Records shown ::
+ + + + + + +
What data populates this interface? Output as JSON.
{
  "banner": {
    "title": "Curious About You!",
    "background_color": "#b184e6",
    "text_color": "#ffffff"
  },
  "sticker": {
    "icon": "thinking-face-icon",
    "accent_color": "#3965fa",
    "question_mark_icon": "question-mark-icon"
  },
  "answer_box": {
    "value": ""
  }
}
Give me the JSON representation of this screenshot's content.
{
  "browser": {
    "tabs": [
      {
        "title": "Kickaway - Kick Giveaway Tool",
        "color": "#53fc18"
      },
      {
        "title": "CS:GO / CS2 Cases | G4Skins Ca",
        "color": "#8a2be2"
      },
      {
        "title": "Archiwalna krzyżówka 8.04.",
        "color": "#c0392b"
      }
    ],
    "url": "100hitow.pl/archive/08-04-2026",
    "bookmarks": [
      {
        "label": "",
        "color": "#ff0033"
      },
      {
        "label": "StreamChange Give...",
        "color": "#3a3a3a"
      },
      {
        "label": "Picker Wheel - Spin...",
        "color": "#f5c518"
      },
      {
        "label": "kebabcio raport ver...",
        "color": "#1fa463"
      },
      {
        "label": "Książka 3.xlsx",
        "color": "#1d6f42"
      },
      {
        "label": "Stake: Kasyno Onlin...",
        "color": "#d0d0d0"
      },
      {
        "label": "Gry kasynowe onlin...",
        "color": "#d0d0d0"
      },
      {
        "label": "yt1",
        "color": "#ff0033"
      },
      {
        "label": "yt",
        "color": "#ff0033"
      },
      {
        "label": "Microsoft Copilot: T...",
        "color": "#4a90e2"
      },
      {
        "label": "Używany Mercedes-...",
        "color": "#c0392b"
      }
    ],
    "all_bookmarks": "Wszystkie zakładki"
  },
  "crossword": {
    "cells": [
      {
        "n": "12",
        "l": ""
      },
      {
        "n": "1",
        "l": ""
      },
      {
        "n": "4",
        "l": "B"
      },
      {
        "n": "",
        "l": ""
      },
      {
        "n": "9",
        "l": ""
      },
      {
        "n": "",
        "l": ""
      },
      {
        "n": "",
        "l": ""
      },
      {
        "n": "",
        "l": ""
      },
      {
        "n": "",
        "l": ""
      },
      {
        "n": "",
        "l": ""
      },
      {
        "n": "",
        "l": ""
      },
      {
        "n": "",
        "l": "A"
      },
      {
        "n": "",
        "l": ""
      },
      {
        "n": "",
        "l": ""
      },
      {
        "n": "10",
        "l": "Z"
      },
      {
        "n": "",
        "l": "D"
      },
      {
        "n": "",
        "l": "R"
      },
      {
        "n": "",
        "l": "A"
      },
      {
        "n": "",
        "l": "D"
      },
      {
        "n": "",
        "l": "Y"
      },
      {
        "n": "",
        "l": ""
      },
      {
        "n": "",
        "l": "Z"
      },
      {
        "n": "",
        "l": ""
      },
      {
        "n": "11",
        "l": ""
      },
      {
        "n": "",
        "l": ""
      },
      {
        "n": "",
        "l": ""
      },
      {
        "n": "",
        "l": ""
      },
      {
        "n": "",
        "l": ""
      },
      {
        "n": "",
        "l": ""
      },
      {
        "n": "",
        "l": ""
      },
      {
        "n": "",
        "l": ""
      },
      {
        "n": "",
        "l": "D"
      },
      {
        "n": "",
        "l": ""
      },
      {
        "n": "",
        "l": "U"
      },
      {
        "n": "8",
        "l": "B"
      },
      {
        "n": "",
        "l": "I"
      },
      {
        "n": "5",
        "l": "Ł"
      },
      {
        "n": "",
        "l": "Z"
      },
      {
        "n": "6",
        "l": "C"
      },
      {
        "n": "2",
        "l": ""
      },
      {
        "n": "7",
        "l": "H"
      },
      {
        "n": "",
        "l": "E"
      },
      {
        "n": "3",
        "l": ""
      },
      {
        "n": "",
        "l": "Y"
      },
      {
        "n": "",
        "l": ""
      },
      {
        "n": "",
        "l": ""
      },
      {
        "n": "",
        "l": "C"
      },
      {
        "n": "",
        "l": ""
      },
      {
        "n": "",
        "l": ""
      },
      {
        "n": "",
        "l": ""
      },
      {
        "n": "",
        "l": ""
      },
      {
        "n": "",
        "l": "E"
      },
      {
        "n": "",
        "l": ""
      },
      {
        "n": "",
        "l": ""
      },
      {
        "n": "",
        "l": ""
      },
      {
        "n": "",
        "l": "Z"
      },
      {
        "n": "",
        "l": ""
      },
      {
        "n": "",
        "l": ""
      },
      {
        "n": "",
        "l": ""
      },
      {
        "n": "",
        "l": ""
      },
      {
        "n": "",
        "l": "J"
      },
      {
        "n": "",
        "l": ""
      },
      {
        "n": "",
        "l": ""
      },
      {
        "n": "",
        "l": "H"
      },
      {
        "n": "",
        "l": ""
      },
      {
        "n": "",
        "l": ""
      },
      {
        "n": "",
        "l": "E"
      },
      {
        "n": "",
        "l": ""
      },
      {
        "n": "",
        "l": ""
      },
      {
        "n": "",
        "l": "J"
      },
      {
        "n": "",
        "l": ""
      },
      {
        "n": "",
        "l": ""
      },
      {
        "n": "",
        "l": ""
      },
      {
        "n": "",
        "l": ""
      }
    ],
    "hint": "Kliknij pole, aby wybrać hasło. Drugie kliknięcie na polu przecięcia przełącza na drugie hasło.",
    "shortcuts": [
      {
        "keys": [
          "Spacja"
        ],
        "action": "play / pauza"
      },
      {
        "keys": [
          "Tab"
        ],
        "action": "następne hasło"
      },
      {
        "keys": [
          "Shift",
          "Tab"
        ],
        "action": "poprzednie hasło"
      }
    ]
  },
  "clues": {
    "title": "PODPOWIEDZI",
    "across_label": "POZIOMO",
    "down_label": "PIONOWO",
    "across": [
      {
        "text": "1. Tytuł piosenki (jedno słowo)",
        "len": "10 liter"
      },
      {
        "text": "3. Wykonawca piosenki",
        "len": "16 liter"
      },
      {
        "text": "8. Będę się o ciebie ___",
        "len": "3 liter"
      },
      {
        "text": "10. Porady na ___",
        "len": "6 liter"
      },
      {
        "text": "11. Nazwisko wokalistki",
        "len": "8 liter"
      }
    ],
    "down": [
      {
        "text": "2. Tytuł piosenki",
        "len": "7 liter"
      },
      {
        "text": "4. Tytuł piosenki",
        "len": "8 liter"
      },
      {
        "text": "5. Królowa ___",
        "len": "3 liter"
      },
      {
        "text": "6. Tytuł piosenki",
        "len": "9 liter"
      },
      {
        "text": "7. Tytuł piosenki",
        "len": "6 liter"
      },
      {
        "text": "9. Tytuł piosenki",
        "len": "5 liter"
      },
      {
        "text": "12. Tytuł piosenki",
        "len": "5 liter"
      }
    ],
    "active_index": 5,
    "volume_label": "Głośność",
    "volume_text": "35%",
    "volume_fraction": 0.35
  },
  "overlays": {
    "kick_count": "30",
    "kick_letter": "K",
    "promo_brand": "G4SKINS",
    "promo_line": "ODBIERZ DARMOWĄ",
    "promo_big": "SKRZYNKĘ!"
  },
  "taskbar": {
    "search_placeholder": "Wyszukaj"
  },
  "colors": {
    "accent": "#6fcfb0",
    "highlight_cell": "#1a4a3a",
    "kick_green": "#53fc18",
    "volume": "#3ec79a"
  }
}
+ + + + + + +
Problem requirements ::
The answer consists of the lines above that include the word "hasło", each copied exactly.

The answer ::
    "hint": "Kliknij pole, aby wybrać hasło. Drugie kliknięcie na polu przecięcia przełącza na drugie hasło.",
        "action": "następne hasło"
        "action": "poprzednie hasło"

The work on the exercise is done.